Article
A case of tumor implantation along the needle tract 20 months after needle aspiration of a renal cell carcinoma is reported. This rare but possible complication of needle aspiration should not discourage its use in the evaluation of renal mass lesions. Needle aspiration should be reserved for those patients in whom the clinical findings, roentgenograms and sonography indicate a benign process (that is to confirm that the mass is benign).
Article
Fine needle aspiration biopsy yields a high rate of positive tissue with negligible local sequelae. We report the first instance known to us of Chiba needle tract seeding following this biopsy technique in a patient with renal malignancy.
Article

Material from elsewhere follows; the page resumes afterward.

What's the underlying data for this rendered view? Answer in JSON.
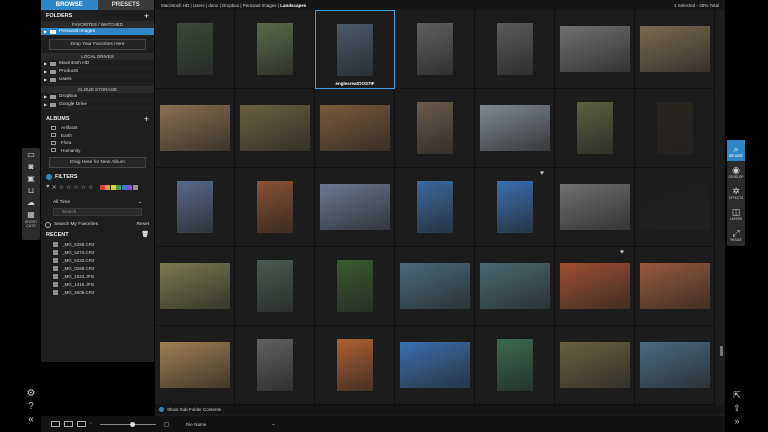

We report a case of tumor dissemination via needle aspiration of a solid hypovascular renal mass. This case emphasizes how needle aspiration of these masses does not always lead to proper management and may be detrimental to the patient.